How to prepare

Before your first treatment there are a few things to bear in mind:

  • The most commonly used acupuncture points are on the lower arms and legs, so wear loose-fitting clothing that allows access to these areas
  • Avoid going for treatment on an empty stomach
  • If you are new to acupuncture then tell your practitioner so they can talk you through the process.

The consultation

For your first visit, the practitioner will need to take some information about your main complaint and your general health and lifestyle. You will be asked about:

  • Current symptoms
  • Medical history
  • Diet
  • Digestion
  • Sleeping patterns
  • Emotional state
  • For women: menstrual cycle, past pregnancies.

The practitioner will also:

  • Take your pulse
  • Examine your tongue
  • Palpate the channels on your lower arms and legs.


Treatment room at Equilibre Acupuncture, Dublin City Centre
Our treatment room at Morrison
Chambers, Dublin 2


Based on the information collected during the initial consultation, the practitioner will establish his diagnosis and will then put together your personalised treatment plan, which may include lifestyle and dietary advice.

The practitioner will insert very fine single-use, pre-sterilised needles into specific points on your body, most commonly the lower arms and legs. The practitioner may gently stimulate the needles to encourage a response from the body. You may feel tingling or a feeling that energy is radiating from the point. It should not be painful, in fact you may even find it quite pleasant.

Once the practitioner has finished inserting the needles you will given about 20-25 minutes to relax while the needles do their work.

Other treatment techniques

In addition to acupuncture, you may be given other forms of treatment. These are all part of the Chinese medical tradition and will enhance the effectiveness of your treatment as a whole.
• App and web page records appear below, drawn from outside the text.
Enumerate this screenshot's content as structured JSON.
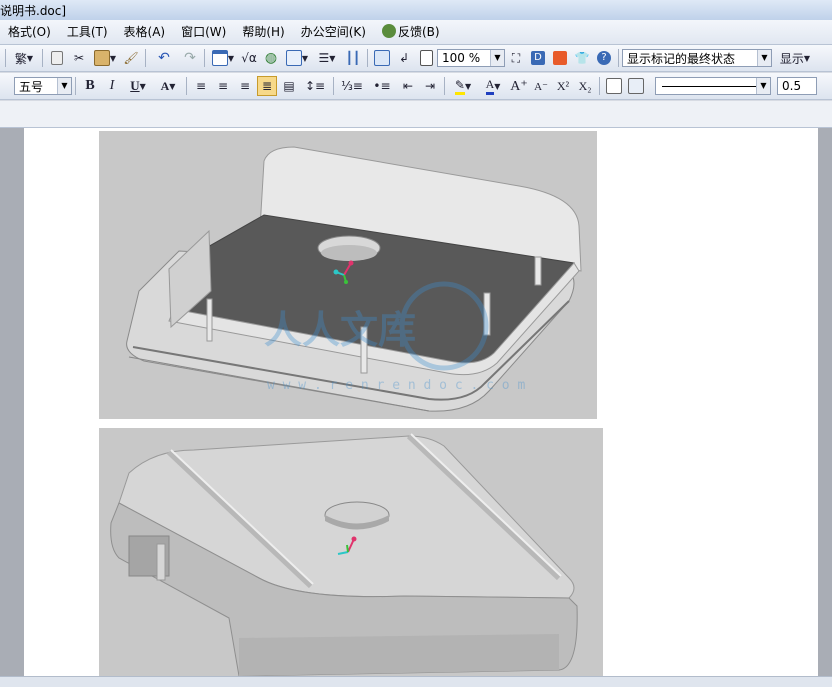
{
  "window": {
    "title": "说明书.doc]"
  },
  "menu": [
    {
      "id": "format",
      "label": "格式(O)"
    },
    {
      "id": "tools",
      "label": "工具(T)"
    },
    {
      "id": "table",
      "label": "表格(A)"
    },
    {
      "id": "window",
      "label": "窗口(W)"
    },
    {
      "id": "help",
      "label": "帮助(H)"
    },
    {
      "id": "office-space",
      "label": "办公空间(K)"
    },
    {
      "id": "feedback",
      "label": "反馈(B)"
    }
  ],
  "toolbar1": {
    "traditional_label": "繁",
    "zoom": "100 %",
    "markup_state": "显示标记的最终状态",
    "show_label": "显示"
  },
  "toolbar2": {
    "font_size": "五号",
    "bold_label": "B",
    "italic_label": "I",
    "underline_label": "U",
    "line_width": "0.5"
  },
  "watermark": {
    "text": "人人文库",
    "url": "w w w . r e n r e n d o c . c o m"
  }
}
  • Moxibustion: the application of indirect heat using moxa (therapeutic herbs) and/or heat lamps to warm and relax muscles and energise meridians
  • Tui na: Chinese therapeutic massage, used to relieve muscle tension, stimulate acupressure points, open energy meridians and stimulate the flow of qi
  • Electro-acupuncture: a very low frequency electrical current (1Hz) applied to the needle to increase blood flow, relax muscle tissue and clear stagnant qi
  • Cupping: glass cups with a vacuum seal that are placed on the skin to stimulate blood flow and clear stagnant qi
  • Gua sha: using tools to rub the skin to increase blood flow and clear stagnant qi.

Lifestyle advice

Your practitioner may suggest ways in which you can enhance the long-term effects of your treatment, such as by making changes to your diet and daily routine. If necessary, you will be referred to other healthcare practitioners for specialist care.


Acupuncture has very few side-effects which are mild and self-correcting. You may feel tired or sleepy straight after treatment, so keep this in mind if you plan to drive afterwards. Occasionally you may see bruising on and around a needled point. Give yourself time to rest straight after treatment and avoid heavy exercise and alcohol for a few hours afterwards.

Follow-up treatments

Acupuncture works cumulatively, meaning one treatment builds on the next. If you want lasting results from acupuncture then you will need to commit. The number of treatments a patient will need can vary, but a minimum of six is recommended, at least once a week but twice a week is better.

Enjoy the benefits!

You will know your treatment is working when you start to experience some of the great benefits of acupuncture. These include:

  • Better sleeping patterns, deeper sleep, feeling more rested
  • Better awareness, more in touch with your body
  • More energy and vitality
  • Less stressed, easier to cope with stress
  • Better digestion and bowel movement.